"This time last year, I was getting $1,800 to $2,200 per pound for my flower," says James Schwartz, owner of Cascade High farm. "Right now, I can get $500 to $800 per pound on average. Last year, I had 15 employees, and now I can only afford four. Most of us are on the verge of going out of business—we can't afford to wait another five years."
If the CCA turns to neighboring West Coast states to begin talks of interstate business, it's easy to imagine the fruitless argument for Northern California growers to invite Southern Oregon flower into their market. But a state where there isn't a legacy of cannabis cultivation, where the approval of Oregon imports is written into the initial, fundamental cannabis laws? That conversation makes sense.
"Take Metrc, the system the OLCC uses to track everything, from seed to sale," says Christopher Dolinar of Pilot Farms, a fellow board member of the CCA. "If New York decides to use Metrc as well, that makes business between those two states very easy to implement. All you have to add is a trucking system for transit."

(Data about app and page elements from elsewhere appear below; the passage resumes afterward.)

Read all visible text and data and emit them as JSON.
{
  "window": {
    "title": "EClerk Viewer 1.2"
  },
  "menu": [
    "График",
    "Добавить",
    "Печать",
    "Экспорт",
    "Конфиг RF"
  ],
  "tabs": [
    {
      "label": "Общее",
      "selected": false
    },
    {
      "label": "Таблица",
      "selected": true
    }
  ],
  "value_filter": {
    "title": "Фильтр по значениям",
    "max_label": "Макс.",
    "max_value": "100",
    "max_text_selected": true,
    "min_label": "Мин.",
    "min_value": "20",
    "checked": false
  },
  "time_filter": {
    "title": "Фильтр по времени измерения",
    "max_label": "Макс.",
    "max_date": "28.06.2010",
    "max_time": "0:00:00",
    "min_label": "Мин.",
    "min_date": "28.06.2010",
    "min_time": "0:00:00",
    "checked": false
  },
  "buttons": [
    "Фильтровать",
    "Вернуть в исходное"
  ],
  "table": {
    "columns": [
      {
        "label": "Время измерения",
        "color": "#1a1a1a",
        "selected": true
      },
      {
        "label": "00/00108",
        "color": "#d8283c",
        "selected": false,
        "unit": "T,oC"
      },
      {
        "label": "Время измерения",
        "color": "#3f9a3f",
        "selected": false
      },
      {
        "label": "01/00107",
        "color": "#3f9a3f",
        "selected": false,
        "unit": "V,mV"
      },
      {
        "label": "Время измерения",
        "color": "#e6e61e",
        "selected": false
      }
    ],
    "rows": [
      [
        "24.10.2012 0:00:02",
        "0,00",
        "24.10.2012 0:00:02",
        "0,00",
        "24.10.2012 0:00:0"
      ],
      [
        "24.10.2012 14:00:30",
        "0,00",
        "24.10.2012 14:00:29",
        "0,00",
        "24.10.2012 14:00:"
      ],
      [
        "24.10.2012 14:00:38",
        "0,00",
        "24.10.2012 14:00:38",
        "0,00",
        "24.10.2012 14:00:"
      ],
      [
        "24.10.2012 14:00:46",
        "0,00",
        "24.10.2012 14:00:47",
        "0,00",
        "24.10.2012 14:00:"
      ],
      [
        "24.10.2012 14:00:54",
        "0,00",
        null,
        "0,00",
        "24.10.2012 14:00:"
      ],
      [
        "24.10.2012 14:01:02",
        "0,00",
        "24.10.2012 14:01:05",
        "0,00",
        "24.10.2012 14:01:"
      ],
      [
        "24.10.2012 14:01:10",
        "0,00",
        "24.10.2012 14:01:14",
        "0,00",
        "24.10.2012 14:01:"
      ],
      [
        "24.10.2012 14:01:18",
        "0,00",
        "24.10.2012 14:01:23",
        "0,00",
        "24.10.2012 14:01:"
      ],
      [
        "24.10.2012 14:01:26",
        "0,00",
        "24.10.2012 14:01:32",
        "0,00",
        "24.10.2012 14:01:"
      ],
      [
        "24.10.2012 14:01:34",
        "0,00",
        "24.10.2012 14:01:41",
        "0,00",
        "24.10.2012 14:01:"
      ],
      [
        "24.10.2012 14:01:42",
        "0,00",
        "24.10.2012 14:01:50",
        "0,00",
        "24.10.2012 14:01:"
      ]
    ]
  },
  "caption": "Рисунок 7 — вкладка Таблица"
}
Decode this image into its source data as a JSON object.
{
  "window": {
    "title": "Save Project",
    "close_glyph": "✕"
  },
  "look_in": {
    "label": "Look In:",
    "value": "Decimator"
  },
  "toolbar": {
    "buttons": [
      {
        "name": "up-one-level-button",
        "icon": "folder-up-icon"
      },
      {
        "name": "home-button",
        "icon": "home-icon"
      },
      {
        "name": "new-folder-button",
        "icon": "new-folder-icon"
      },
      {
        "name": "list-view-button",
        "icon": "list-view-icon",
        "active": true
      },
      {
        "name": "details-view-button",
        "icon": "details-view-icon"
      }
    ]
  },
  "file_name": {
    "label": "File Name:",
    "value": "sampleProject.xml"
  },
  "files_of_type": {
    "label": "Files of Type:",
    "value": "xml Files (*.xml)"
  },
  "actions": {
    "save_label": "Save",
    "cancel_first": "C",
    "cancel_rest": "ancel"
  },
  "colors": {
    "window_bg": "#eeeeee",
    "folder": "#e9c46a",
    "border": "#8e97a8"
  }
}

That way, instead of being tasked with developing laws for retail, growing and testing all at once, legislators in New York, New Jersey or Massachusetts––states on the verge of implementing rec cannabis sales––have an initial batch of legal product ready for shelves and can focus on the rest of cannabis retail regulations, not to mention the marketability of Pacific Northwest-grown cannabis.
"When it comes to sungrown, soil-grown flower, they simply can't grow the way we do on the East Coast," says Dolinar. "Definitely not at these price points."
Smith's plan starts in the Oregon Senate.
"All we need to get the ball rolling is a bill that gives permission for the OLCC to allow legal exports between Oregon and other legal states," Smith says. "We are a state that has a part-time legislature, with a 30-day session every other year, then one long session every two years. So if we don't get a bill passed this cycle, we have to start over in two years."
Smith is already in talks with legislators like state Sen. Floyd Prozanski (D-Eugene) and Rep. Carl Wilson (R-Grants Pass), who he says will be "champions" for cannabis exports during February's legislative session. Cannabis business owners can go to the CCA's website to sign up for time slots to speak with their representatives during the legislative session in Salem, and everyone who can is encouraged to donate what they can to help fund lobbying efforts.
"Exports don't solve everything," Smith says. "But no conversation about cannabis—whether it's talking economic potential or legal weed being diverted to the illegal market—is complete without acknowledging the logical move toward legalizing cannabis exports."